Technical Assistance on Plain Language
SAR-TAC, the self-advocacy resource and technical assistance center funded by the HHS Administration for Community Living and managed by Self-Advocates Becoming Empowered (SABE) is announcing a new technical assistance opportunity for four state advocacy groups on enhancing plain language or easy-to-read information. The technical assistance will cover two training sessions. The first is for self-advocates and others working on making their information sharing more accessible; the second training is for government agencies and nonprofits. Apply here using this plain language application by February 16th.
The Coalition on Human Needs is hosting a new twice-monthly Zoom meeting and an email group for State Advocates on Congressional and Federal updates. They are calling the group The Federal Connection. The first meeting was held last week and included remarks from Representative Rosa DeLauro (D-CT). In addition, they previewed their state-by-state data resource. Sign up for the meeting invite and listserv here. They send recordings and all information shared from meetings in an email in case you are unable to attend the Zoom calls.
New Resources on State Paid and Unpaid Leave Policies
New America, a think tank that provides reports to the public, released new explainers on paid and unpaid leave policies in each state. The first is entitled Paid and Unpaid Leave Policies in the United States and provides an overview and data on state use of the Federal Family and Medical Leave Act (FMLA). The second is titled Paid Leave Benefits and Funding in the United States and offers a more specific overview of programs in each state related to benefits and payroll contributions. See also, a new Washington Post article about bipartisan efforts to pass paid leave legislation.

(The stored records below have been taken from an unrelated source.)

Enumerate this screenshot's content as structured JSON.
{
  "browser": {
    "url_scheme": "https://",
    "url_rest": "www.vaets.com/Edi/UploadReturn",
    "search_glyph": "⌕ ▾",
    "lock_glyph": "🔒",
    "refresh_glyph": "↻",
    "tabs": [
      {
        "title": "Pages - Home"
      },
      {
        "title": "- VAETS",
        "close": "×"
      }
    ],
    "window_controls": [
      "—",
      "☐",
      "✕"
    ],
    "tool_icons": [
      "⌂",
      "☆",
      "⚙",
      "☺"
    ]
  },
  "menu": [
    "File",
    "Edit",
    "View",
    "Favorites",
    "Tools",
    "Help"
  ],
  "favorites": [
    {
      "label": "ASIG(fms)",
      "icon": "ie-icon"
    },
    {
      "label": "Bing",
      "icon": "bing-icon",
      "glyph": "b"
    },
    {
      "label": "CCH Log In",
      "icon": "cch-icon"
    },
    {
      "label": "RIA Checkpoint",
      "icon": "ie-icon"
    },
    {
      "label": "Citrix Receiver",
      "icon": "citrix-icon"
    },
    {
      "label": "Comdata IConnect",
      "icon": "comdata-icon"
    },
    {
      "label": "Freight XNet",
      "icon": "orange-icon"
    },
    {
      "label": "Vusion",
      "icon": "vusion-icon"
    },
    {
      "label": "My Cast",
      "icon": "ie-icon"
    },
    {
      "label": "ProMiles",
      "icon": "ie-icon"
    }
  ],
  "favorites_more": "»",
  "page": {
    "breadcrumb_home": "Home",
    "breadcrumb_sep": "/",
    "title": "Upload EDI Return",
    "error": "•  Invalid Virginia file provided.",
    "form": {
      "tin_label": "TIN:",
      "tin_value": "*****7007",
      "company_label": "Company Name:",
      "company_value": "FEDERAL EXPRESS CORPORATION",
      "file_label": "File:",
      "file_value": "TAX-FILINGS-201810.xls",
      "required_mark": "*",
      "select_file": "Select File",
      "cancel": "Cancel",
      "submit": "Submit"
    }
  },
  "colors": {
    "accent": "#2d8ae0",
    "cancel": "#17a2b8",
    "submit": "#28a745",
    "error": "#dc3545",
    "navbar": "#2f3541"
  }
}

Social Security Benefits and ABLE Accounts Webinar
The National Association of State Treasurers is holding a webinar on ABLE Accounts and Social Security benefits on Wednesday, February 22nd at 1:00 pm ET. The webinar will feature guest speakers from the Social Security Administration. You can register for free through this link. Topics covered include general knowledge about the benefits of owning an ABLE Account and the new ABLE Age Adjustment Act; knowledge of the relationship between ABLE Accounts and Social Security Disability Benefits; understanding of ABLE-related information that must be provided to SSA; and resources on SSA benefits and ABLE Accounts.
Disability Policy Seminar

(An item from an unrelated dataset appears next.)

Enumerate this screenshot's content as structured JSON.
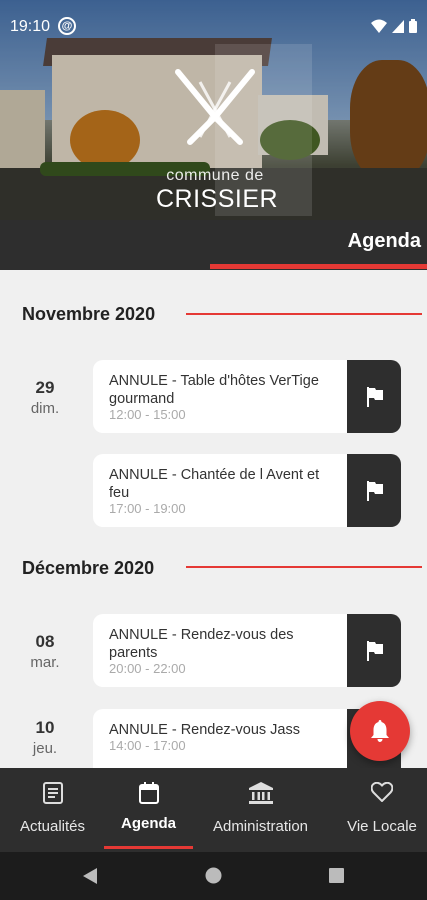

The annual Disability Policy Seminar, originally scheduled for the end of March, has been postponed due to unforeseen circumstances with the hotel. Details about a new date and event agenda will be coming soon.